Wednesday, March 11, 2009

Flashback to Winter Storm 2009

More than one week ago, I hinted that I would share photos from Winter Storm 2009. The storm was March 1. As you might recall, I was suffering severe malaise and a touch of TB. Many of these photos--and you will not believe this, I know--were taken from inside my kitchen, through a closed window. Despite these sad conditions, the quality is nothing short of remarkable. The content, however, is a little boring. And for that, I apologize. I did the best I could in my decrepit state.

My oldest child is missing from these photos. Maybe she got lost in the snow. Maybe she was busily taking photos of her own. If she went missing, she somehow found her way home because I've seen her since then.



" Wow," you're probably saying, "that is one cute kid!" And you're one alert reader.




The deepest snow was found on the deck. That's where the sad little snowman was born ... and where he died, about 48 long hours later, following a heat stroke. I can't remember his name, but I do remember it being clever.



This is my favorite. It looks like a scene from The Shining or some equally disturbing movie where someone is about to be killed or spooked. If that bothers you, then make believe these two kids are foraging for nuts and berries, or maybe kindling for the fire.

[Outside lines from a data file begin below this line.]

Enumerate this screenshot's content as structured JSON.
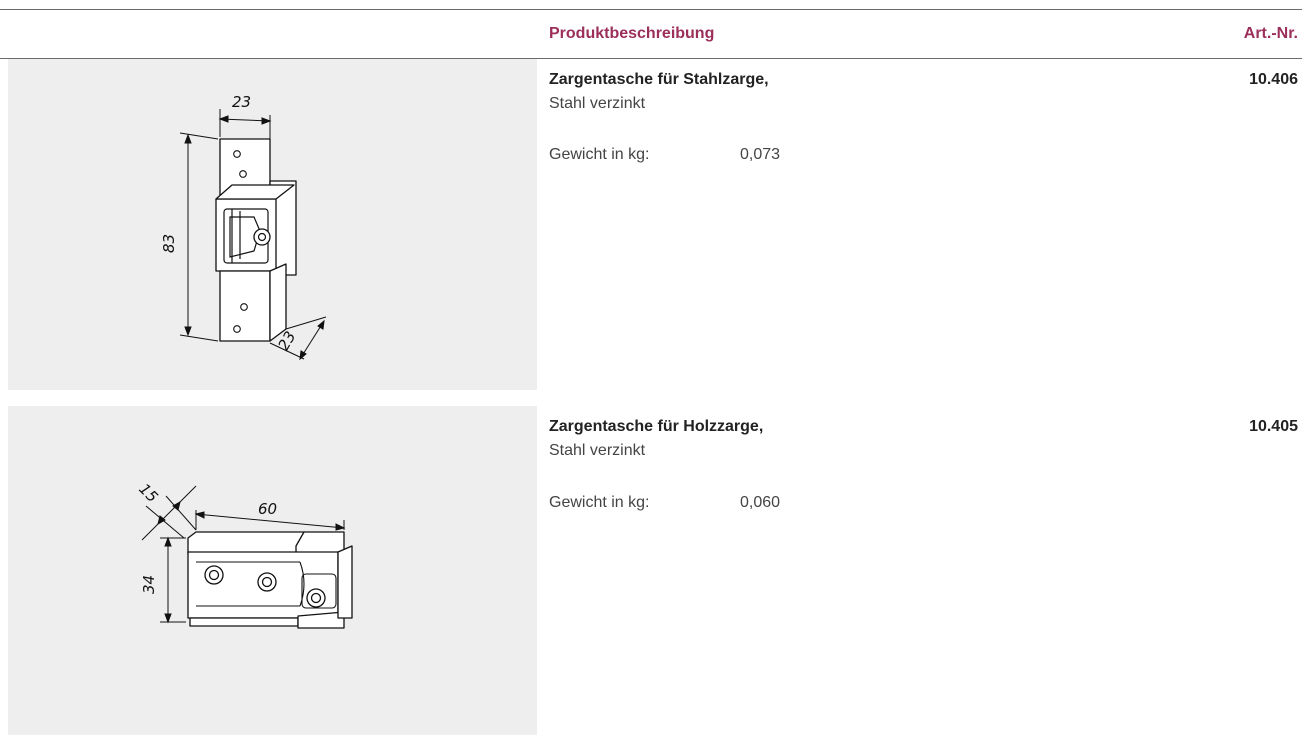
{
  "header": {
    "description_label": "Produktbeschreibung",
    "article_label": "Art.-Nr."
  },
  "products": [
    {
      "title": "Zargentasche für Stahlzarge,",
      "subtitle": "Stahl verzinkt",
      "weight_label": "Gewicht in kg:",
      "weight_value": "0,073",
      "article_number": "10.406",
      "drawing": {
        "icon": "steel-frame-pocket-drawing-icon",
        "dims": [
          "23",
          "83",
          "23"
        ]
      }
    },
    {
      "title": "Zargentasche für Holzzarge,",
      "subtitle": "Stahl verzinkt",
      "weight_label": "Gewicht in kg:",
      "weight_value": "0,060",
      "article_number": "10.405",
      "drawing": {
        "icon": "wood-frame-pocket-drawing-icon",
        "dims": [
          "15",
          "60",
          "34"
        ]
      }
    }
  ],
  "colors": {
    "accent": "#9b2f5a",
    "panel": "#eeeeee"
  }
}
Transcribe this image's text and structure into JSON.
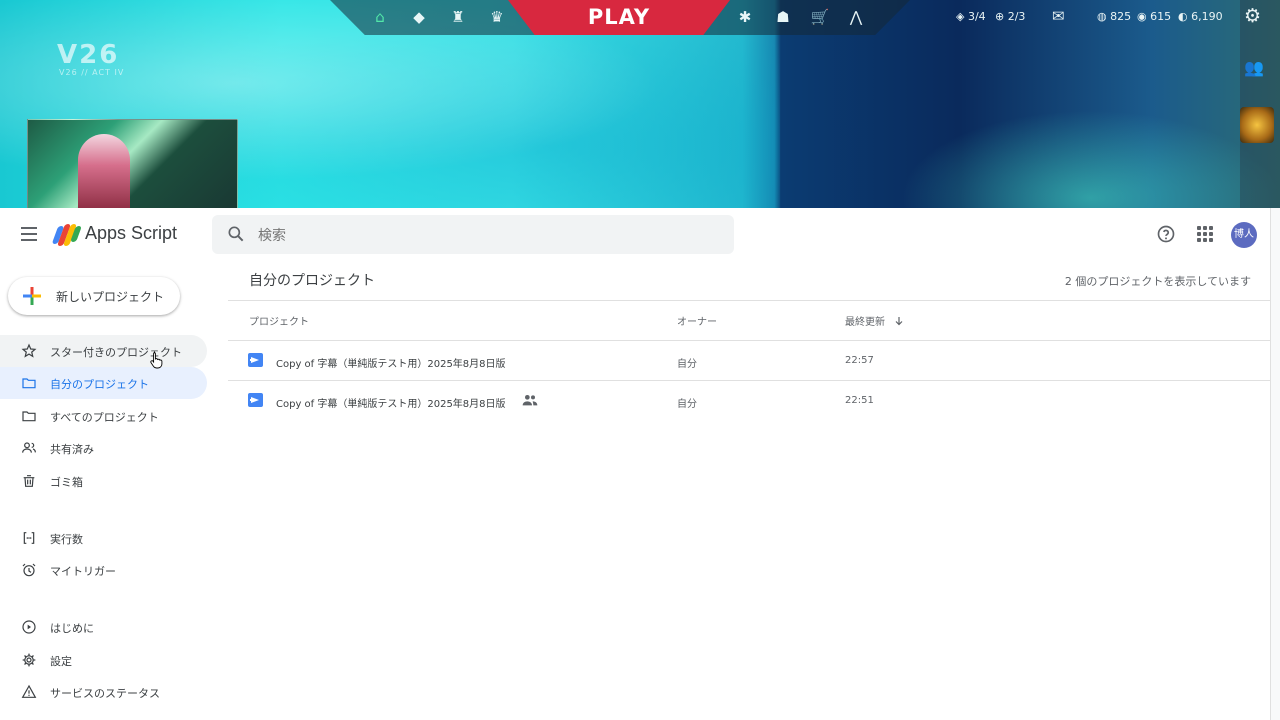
{
  "game": {
    "logo": "V26",
    "logo_sub": "V26 // ACT IV",
    "play_label": "PLAY",
    "level_progress": "3/4",
    "level_progress_2": "2/3",
    "currency_vp": "825",
    "currency_rp": "615",
    "currency_kc": "6,190",
    "nav_icons": [
      "home-icon",
      "agents-icon",
      "career-icon",
      "collection-icon",
      "battlepass-icon",
      "store-icon",
      "shop-icon",
      "rank-icon"
    ]
  },
  "app": {
    "brand": "Apps Script",
    "search_placeholder": "検索",
    "user_initials": "博人",
    "new_project_label": "新しいプロジェクト",
    "nav": [
      {
        "label": "スター付きのプロジェクト",
        "icon": "star-icon"
      },
      {
        "label": "自分のプロジェクト",
        "icon": "folder-icon"
      },
      {
        "label": "すべてのプロジェクト",
        "icon": "folder-icon"
      },
      {
        "label": "共有済み",
        "icon": "people-icon"
      },
      {
        "label": "ゴミ箱",
        "icon": "trash-icon"
      },
      {
        "label": "実行数",
        "icon": "executions-icon"
      },
      {
        "label": "マイトリガー",
        "icon": "alarm-icon"
      },
      {
        "label": "はじめに",
        "icon": "play-circle-icon"
      },
      {
        "label": "設定",
        "icon": "gear-icon"
      },
      {
        "label": "サービスのステータス",
        "icon": "warning-icon"
      }
    ],
    "main_title": "自分のプロジェクト",
    "project_count": "2 個のプロジェクトを表示しています",
    "columns": {
      "project": "プロジェクト",
      "owner": "オーナー",
      "updated": "最終更新",
      "sort_icon": "arrow-down-icon"
    },
    "projects": [
      {
        "name": "Copy of 字幕（単純版テスト用）2025年8月8日版",
        "owner": "自分",
        "updated": "22:57",
        "shared": false
      },
      {
        "name": "Copy of 字幕（単純版テスト用）2025年8月8日版",
        "owner": "自分",
        "updated": "22:51",
        "shared": true
      }
    ],
    "colors": {
      "accent": "#1a73e8",
      "active_bg": "#e8f0fe",
      "script_icon": "#4285f4",
      "play_red": "#d8283f"
    }
  }
}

I don't remember this snowman's name either, and I don't know who took this picture. You can see that he was properly outfitted with Mardi Gras beads. He lasted a good three days, then met his demise as the thermometer climbed to 50something. He looked pretty silly in his final hours, sitting in the weeds and pretending to be all snowmanlike, without a head or abdomen and a strand of beads on the ground.




Wait just a minute! Why is this man wearing my Woolrich coat? What was wrong with his own coat? A person is sick, and her family just rifles through her closet and takes whatever they darn well please, knowing she can't fight back. And then they photograph the entire misstep, like it will later be part of a ransom.